### YOUR OBJECTIVE
For each line in the data below, write an exact copy.

Start of EXTRACTED INFORMATION

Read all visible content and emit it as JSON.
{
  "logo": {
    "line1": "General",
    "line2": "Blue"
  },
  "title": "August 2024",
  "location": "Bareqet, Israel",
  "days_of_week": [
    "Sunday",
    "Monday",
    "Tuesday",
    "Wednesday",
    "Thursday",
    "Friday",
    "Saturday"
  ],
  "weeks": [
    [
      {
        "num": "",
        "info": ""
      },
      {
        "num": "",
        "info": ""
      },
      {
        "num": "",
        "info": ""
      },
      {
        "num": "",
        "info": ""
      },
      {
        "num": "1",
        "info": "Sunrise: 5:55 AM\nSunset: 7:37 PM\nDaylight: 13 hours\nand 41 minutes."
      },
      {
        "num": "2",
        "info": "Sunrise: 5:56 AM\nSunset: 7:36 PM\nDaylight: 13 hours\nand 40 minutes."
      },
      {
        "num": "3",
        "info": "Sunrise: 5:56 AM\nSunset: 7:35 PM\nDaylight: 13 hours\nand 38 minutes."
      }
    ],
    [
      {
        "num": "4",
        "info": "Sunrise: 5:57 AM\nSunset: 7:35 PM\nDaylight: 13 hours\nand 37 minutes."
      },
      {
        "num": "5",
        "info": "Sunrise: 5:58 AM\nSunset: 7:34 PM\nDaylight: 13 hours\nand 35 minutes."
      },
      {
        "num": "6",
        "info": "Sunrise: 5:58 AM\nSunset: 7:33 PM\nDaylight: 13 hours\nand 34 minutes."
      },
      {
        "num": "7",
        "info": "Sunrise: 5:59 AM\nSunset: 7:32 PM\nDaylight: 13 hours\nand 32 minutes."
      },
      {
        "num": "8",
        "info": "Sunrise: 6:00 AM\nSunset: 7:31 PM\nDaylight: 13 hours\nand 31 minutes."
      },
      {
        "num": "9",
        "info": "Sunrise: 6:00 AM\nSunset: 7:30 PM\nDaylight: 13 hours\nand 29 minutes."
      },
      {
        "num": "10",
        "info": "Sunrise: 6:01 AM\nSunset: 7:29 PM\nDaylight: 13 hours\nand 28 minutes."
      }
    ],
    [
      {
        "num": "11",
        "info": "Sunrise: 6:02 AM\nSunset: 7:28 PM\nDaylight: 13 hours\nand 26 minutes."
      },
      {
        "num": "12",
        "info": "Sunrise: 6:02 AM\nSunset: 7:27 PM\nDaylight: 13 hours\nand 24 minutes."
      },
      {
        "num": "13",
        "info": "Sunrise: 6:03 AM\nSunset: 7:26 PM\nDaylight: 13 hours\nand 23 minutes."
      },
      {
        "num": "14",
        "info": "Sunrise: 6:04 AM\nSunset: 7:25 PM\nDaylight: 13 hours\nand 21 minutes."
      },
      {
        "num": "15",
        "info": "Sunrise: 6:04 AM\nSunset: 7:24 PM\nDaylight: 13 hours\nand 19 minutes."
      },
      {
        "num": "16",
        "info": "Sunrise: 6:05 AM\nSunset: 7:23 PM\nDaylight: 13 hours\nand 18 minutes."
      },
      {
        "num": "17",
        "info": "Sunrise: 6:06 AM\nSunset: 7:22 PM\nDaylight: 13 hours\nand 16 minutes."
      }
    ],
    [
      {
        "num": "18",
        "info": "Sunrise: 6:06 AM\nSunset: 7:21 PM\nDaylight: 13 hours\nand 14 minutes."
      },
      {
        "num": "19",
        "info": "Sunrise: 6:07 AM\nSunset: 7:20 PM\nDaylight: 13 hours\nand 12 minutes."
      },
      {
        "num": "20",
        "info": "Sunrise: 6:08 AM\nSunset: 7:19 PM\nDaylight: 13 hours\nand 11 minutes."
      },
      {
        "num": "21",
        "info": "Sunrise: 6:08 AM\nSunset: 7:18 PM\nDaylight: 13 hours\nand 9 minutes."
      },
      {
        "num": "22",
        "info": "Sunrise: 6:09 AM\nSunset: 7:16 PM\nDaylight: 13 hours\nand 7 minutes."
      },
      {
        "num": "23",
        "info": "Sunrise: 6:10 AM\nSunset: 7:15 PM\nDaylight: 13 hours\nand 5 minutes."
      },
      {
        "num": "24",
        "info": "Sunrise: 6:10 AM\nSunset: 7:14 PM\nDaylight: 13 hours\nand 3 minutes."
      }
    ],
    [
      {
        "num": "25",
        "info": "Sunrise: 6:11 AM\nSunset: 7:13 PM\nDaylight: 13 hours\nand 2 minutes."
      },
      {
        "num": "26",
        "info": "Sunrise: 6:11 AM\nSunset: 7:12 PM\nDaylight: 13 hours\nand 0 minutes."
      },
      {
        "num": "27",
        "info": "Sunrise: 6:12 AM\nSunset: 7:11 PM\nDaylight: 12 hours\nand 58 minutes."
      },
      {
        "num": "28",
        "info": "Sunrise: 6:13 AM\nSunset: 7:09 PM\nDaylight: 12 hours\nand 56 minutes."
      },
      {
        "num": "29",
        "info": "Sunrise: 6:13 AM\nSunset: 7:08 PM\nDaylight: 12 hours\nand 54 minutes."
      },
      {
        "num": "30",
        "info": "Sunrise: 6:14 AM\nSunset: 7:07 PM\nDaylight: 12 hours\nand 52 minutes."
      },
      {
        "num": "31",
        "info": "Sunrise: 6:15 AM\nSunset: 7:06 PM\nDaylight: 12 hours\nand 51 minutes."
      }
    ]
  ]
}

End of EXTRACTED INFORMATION

### RESPONSE TO THE EXERCISE
Read all visible content and emit it as JSON.
{
  "logo": {
    "line1": "General",
    "line2": "Blue"
  },
  "title": "August 2024",
  "location": "Bareqet, Israel",
  "days_of_week": [
    "Sunday",
    "Monday",
    "Tuesday",
    "Wednesday",
    "Thursday",
    "Friday",
    "Saturday"
  ],
  "weeks": [
    [
      {
        "num": "",
        "info": ""
      },
      {
        "num": "",
        "info": ""
      },
      {
        "num": "",
        "info": ""
      },
      {
        "num": "",
        "info": ""
      },
      {
        "num": "1",
        "info": "Sunrise: 5:55 AM\nSunset: 7:37 PM\nDaylight: 13 hours\nand 41 minutes."
      },
      {
        "num": "2",
        "info": "Sunrise: 5:56 AM\nSunset: 7:36 PM\nDaylight: 13 hours\nand 40 minutes."
      },
      {
        "num": "3",
        "info": "Sunrise: 5:56 AM\nSunset: 7:35 PM\nDaylight: 13 hours\nand 38 minutes."
      }
    ],
    [
      {
        "num": "4",
        "info": "Sunrise: 5:57 AM\nSunset: 7:35 PM\nDaylight: 13 hours\nand 37 minutes."
      },
      {
        "num": "5",
        "info": "Sunrise: 5:58 AM\nSunset: 7:34 PM\nDaylight: 13 hours\nand 35 minutes."
      },
      {
        "num": "6",
        "info": "Sunrise: 5:58 AM\nSunset: 7:33 PM\nDaylight: 13 hours\nand 34 minutes."
      },
      {
        "num": "7",
        "info": "Sunrise: 5:59 AM\nSunset: 7:32 PM\nDaylight: 13 hours\nand 32 minutes."
      },
      {
        "num": "8",
        "info": "Sunrise: 6:00 AM\nSunset: 7:31 PM\nDaylight: 13 hours\nand 31 minutes."
      },
      {
        "num": "9",
        "info": "Sunrise: 6:00 AM\nSunset: 7:30 PM\nDaylight: 13 hours\nand 29 minutes."
      },
      {
        "num": "10",
        "info": "Sunrise: 6:01 AM\nSunset: 7:29 PM\nDaylight: 13 hours\nand 28 minutes."
      }
    ],
    [
      {
        "num": "11",
        "info": "Sunrise: 6:02 AM\nSunset: 7:28 PM\nDaylight: 13 hours\nand 26 minutes."
      },
      {
        "num": "12",
        "info": "Sunrise: 6:02 AM\nSunset: 7:27 PM\nDaylight: 13 hours\nand 24 minutes."
      },
      {
        "num": "13",
        "info": "Sunrise: 6:03 AM\nSunset: 7:26 PM\nDaylight: 13 hours\nand 23 minutes."
      },
      {
        "num": "14",
        "info": "Sunrise: 6:04 AM\nSunset: 7:25 PM\nDaylight: 13 hours\nand 21 minutes."
      },
      {
        "num": "15",
        "info": "Sunrise: 6:04 AM\nSunset: 7:24 PM\nDaylight: 13 hours\nand 19 minutes."
      },
      {
        "num": "16",
        "info": "Sunrise: 6:05 AM\nSunset: 7:23 PM\nDaylight: 13 hours\nand 18 minutes."
      },
      {
        "num": "17",
        "info": "Sunrise: 6:06 AM\nSunset: 7:22 PM\nDaylight: 13 hours\nand 16 minutes."
      }
    ],
    [
      {
        "num": "18",
        "info": "Sunrise: 6:06 AM\nSunset: 7:21 PM\nDaylight: 13 hours\nand 14 minutes."
      },
      {
        "num": "19",
        "info": "Sunrise: 6:07 AM\nSunset: 7:20 PM\nDaylight: 13 hours\nand 12 minutes."
      },
      {
        "num": "20",
        "info": "Sunrise: 6:08 AM\nSunset: 7:19 PM\nDaylight: 13 hours\nand 11 minutes."
      },
      {
        "num": "21",
        "info": "Sunrise: 6:08 AM\nSunset: 7:18 PM\nDaylight: 13 hours\nand 9 minutes."
      },
      {
        "num": "22",
        "info": "Sunrise: 6:09 AM\nSunset: 7:16 PM\nDaylight: 13 hours\nand 7 minutes."
      },
      {
        "num": "23",
        "info": "Sunrise: 6:10 AM\nSunset: 7:15 PM\nDaylight: 13 hours\nand 5 minutes."
      },
      {
        "num": "24",
        "info": "Sunrise: 6:10 AM\nSunset: 7:14 PM\nDaylight: 13 hours\nand 3 minutes."
      }
    ],
    [
      {
        "num": "25",
        "info": "Sunrise: 6:11 AM\nSunset: 7:13 PM\nDaylight: 13 hours\nand 2 minutes."
      },
      {
        "num": "26",
        "info": "Sunrise: 6:11 AM\nSunset: 7:12 PM\nDaylight: 13 hours\nand 0 minutes."
      },
      {
        "num": "27",
        "info": "Sunrise: 6:12 AM\nSunset: 7:11 PM\nDaylight: 12 hours\nand 58 minutes."
      },
      {
        "num": "28",
        "info": "Sunrise: 6:13 AM\nSunset: 7:09 PM\nDaylight: 12 hours\nand 56 minutes."
      },
      {
        "num": "29",
        "info": "Sunrise: 6:13 AM\nSunset: 7:08 PM\nDaylight: 12 hours\nand 54 minutes."
      },
      {
        "num": "30",
        "info": "Sunrise: 6:14 AM\nSunset: 7:07 PM\nDaylight: 12 hours\nand 52 minutes."
      },
      {
        "num": "31",
        "info": "Sunrise: 6:15 AM\nSunset: 7:06 PM\nDaylight: 12 hours\nand 51 minutes."
      }
    ]
  ]
}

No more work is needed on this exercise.